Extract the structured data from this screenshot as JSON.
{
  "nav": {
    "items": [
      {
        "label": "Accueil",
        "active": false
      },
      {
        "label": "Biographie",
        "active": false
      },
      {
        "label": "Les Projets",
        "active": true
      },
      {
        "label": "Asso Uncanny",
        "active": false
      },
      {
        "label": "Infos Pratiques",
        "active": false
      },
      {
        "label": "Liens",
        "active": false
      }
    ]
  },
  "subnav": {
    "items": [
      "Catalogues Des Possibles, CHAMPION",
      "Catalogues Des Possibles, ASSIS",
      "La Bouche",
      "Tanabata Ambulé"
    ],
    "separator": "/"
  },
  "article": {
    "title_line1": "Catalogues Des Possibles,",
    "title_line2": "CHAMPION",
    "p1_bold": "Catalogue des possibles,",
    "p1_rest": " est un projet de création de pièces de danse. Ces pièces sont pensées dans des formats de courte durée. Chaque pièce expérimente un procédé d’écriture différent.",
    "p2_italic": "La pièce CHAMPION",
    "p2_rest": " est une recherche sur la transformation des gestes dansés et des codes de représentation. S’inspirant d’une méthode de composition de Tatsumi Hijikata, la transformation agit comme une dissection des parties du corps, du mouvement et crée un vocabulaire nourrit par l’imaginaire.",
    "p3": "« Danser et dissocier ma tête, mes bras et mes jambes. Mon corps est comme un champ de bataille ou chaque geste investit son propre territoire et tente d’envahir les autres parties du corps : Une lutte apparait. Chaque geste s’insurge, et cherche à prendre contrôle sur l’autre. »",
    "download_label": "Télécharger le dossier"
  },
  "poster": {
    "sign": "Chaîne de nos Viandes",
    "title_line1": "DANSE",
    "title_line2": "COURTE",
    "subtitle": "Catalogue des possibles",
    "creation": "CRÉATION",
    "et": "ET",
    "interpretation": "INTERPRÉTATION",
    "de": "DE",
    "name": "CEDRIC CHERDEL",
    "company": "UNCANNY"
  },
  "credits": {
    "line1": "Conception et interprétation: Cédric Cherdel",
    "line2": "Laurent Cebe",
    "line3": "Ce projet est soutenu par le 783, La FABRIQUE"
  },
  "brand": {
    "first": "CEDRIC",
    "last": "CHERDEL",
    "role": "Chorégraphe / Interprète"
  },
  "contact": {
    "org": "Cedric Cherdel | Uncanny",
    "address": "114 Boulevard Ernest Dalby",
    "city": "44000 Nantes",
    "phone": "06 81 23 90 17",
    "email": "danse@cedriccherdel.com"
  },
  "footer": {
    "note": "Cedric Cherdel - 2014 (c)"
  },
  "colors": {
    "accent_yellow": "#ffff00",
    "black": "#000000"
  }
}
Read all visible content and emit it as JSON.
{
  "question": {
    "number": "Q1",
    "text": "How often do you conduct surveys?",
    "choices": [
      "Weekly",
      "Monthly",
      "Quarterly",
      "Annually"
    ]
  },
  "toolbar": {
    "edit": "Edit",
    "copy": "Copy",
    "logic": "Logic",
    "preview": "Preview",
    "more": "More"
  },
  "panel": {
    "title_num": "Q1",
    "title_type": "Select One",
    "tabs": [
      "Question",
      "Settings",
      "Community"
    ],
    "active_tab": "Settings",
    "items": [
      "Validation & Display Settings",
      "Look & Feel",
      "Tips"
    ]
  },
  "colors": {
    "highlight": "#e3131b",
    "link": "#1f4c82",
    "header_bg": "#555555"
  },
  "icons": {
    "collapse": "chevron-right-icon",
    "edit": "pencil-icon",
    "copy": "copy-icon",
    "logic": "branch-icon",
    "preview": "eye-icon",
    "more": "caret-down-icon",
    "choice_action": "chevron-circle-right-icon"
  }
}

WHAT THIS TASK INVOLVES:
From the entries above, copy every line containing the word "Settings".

OUTPUT BELOW:
      "Settings",
    "active_tab": "Settings",
      "Validation & Display Settings",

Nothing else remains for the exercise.